◆ **What the exercise asks**:
Those lines of the records that contain "this" are to be located and copied.

[Input records Boundary: Start]

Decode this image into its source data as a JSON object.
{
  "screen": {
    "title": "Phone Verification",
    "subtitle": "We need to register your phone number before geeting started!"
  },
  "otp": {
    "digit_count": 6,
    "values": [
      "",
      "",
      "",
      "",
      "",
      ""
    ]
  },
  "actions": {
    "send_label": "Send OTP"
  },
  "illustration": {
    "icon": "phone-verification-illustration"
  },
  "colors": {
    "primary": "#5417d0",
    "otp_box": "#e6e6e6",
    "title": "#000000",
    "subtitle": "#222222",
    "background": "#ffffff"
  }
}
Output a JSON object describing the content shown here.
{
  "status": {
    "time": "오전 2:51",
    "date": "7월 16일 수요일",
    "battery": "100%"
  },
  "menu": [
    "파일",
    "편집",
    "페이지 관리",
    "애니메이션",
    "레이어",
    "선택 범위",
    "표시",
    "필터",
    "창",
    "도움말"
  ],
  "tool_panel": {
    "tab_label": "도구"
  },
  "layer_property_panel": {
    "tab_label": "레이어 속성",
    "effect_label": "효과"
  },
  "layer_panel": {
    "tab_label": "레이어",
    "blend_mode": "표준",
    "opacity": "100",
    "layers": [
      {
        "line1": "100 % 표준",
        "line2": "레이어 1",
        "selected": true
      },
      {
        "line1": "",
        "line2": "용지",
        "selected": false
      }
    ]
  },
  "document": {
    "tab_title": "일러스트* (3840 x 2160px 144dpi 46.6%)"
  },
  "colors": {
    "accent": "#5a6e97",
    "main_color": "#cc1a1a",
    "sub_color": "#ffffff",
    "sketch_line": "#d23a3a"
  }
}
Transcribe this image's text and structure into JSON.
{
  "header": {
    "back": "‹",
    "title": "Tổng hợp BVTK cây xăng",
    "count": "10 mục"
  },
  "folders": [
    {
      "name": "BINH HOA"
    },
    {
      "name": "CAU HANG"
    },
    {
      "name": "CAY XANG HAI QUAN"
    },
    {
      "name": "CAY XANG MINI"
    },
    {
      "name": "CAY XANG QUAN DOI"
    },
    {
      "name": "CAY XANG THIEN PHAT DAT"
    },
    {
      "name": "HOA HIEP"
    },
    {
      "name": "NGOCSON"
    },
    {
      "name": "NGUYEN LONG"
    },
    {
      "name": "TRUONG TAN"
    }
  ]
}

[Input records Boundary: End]

◆ **Finished exercise**:
Decode this image into its source data as a JSON object.
Transcribe this image's text and structure into JSON.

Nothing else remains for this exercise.